By Duncan Mlanjira
The Ministry of Health has lost important database that was collected since March this year after the server for the Health Management Information System (HMIS) crashed.
A notice from Secretary of Health, Dr. Charles Mwansambo dated October 28, says the HMIS internet platform for the Ministry, which was operating on DHIS2 server, experienced “an incident” on October 2 and in the process of maintenance and restoration, it was discovered that the backup database was corrupted, resulting in the loss of data and configuration work.
The configuration work involved new reporting forms, form updates, additional users, dashboards, indicators, applications amongst others — all being any work that was conducted from March to October 2.
“We have currently implemented standard operating procedures to guide performance of maintenance on the server,” he said.
“We have also engaged experts within the DHIS2 community for guidance and additionally consultations are ongoing on how the lost data and configuration work can be restored.

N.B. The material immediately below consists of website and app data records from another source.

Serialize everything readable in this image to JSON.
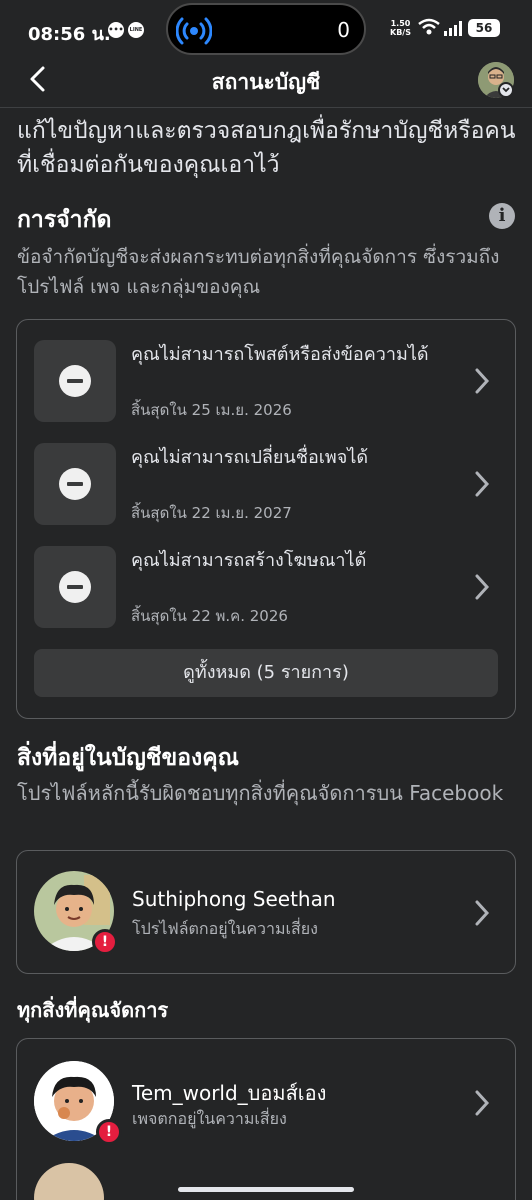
{
  "status_bar": {
    "time": "08:56 น.",
    "island_count": "0",
    "speed_value": "1.50",
    "speed_unit": "KB/S",
    "battery": "56",
    "app_icon_line": "LINE"
  },
  "nav": {
    "title": "สถานะบัญชี"
  },
  "intro": {
    "text": "แก้ไขปัญหาและตรวจสอบกฎเพื่อรักษาบัญชีหรือคนที่เชื่อมต่อกันของคุณเอาไว้"
  },
  "restrictions": {
    "title": "การจำกัด",
    "subtitle": "ข้อจำกัดบัญชีจะส่งผลกระทบต่อทุกสิ่งที่คุณจัดการ ซึ่งรวมถึงโปรไฟล์ เพจ และกลุ่มของคุณ",
    "items": [
      {
        "label": "คุณไม่สามารถโพสต์หรือส่งข้อความได้",
        "date": "สิ้นสุดใน 25 เม.ย. 2026"
      },
      {
        "label": "คุณไม่สามารถเปลี่ยนชื่อเพจได้",
        "date": "สิ้นสุดใน 22 เม.ย. 2027"
      },
      {
        "label": "คุณไม่สามารถสร้างโฆษณาได้",
        "date": "สิ้นสุดใน 22 พ.ค. 2026"
      }
    ],
    "see_all": "ดูทั้งหมด (5 รายการ)"
  },
  "in_account": {
    "title": "สิ่งที่อยู่ในบัญชีของคุณ",
    "subtitle": "โปรไฟล์หลักนี้รับผิดชอบทุกสิ่งที่คุณจัดการบน Facebook",
    "profile": {
      "name": "Suthiphong Seethan",
      "status": "โปรไฟล์ตกอยู่ในความเสี่ยง"
    }
  },
  "managed": {
    "title": "ทุกสิ่งที่คุณจัดการ",
    "items": [
      {
        "name": "Tem_world_บอมส์เอง",
        "status": "เพจตกอยู่ในความเสี่ยง"
      }
    ]
  },
  "colors": {
    "background": "#242526",
    "alert": "#e41e3f",
    "island_accent": "#2d88ff"
  }
}
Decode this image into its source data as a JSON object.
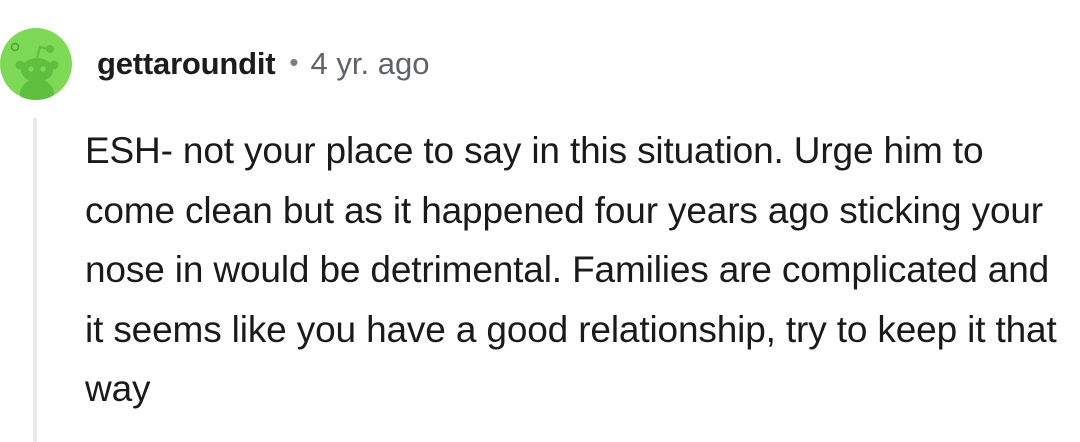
{
  "comment": {
    "author": "gettaroundit",
    "separator": "•",
    "timestamp": "4 yr. ago",
    "body": "ESH- not your place to say in this situation. Urge him to come clean but as it happened four years ago sticking your nose in would be detrimental. Families are complicated and it seems like you have a good relationship, try to keep it that way"
  },
  "colors": {
    "avatar_bg": "#7ed957",
    "avatar_figure": "#5fbf3f",
    "thread_line": "#e8e8e8",
    "meta_text": "#5f6368"
  },
  "icons": {
    "avatar": "reddit-snoo-avatar-icon"
  }
}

“We sincerely regret the inconvenience this has caused to system users, programs and our partners; we are working tirelessly to resolve this,” Mwansambo said.
An impeccable source in the health industry, said the database that has been lost are records mainly used for reference by medical staff that include patients’ history, medicine management, research among others .
The data that was being collected into the system that has crashed, according to our source, was from all referral hospitals, Queen Elizabeth, Mzuni, Kamuzu and Zomba.
The next stage of the process was to have all district hospitals mounted on the server that now has crashed.
The source said if someone from Blantyre was to fall ill in Mzuzu, the medical staff there could just log in the patient’s identity details and all his/her medical history would be displayed for easy treatment.
Asked if this important data can be retrieved, our source said it could be if the Ministry would engage the right experts, especially designers of the system.
“Chances are slim with our local expertise because we lack well trained and dedicated database management expertise,” said the source.
“If the Ministry’s contract with the designers of the system included service management, then that would be easy to re-engage them for this recovery job.
“Otherwise if such maintenance contract clause with the designers does not exist, the government should expect to pay through the nose.”
The source said, while it may not be so, he suspects the personnel that were working on the system weren’t up to the task in as far as data management expertise is concerned.
“Usually, ICT experts are categorized in specifically areas such as software, hardware, data management and others but you can find an expert in hardware insisting on handling data management issues instead of leaving it to experts of such,” he said.
One of the country’s top ICT companies, SPARC Systems’ Managing Director, Wisely Phiri said he was contacted by an official from the Ministry asking if they can use their skills to recover some data.
He said he discovered later on why the Ministry wanted SPARC’s services for when the issue of the loss of the data was posted on the Information & Communication Technology Association of Malawi (ICTAM) chat group.
“This is pathetic though,” Phiri said. “These are not the problems we should be experiencing in this age.”
When asked if SPARC could retrieve this data, Phiri said it all depends on what has happened as he doesn’t “have much information on what exactly happened”.
“But we have recovered a number of systems before where data was originally thought to have been lost,” he said. “Some of it have been for data that was deliberately shredded but we managed to recover it and then import the data into the database.
“That was one of the most difficult data recovery procedure we have done. I am not sure what [the Ministry of Health] have so far done after finding out that their data is missing.
“But if they are not using data experts they are likely making the problem worse and it’s becoming more unlikely that the data will be recovered afterwards.”
Phiri was confident that SPARC can assist the Ministry to recover the data just like what they have done before with other clients.
“It’s a job that we have done before for other clients. In this case, we have not been approached as such we haven’t done any assessment on what happened and if this data can be recovered.
“We have expertise in data recoveries and disaster recovery solutions.”
He said if SPARC was to be contracted to do the recovery job, they would eventually provide a solution based on the route cause analysis report and make recommendations which should help the client to avoid a repeat of the issue in future.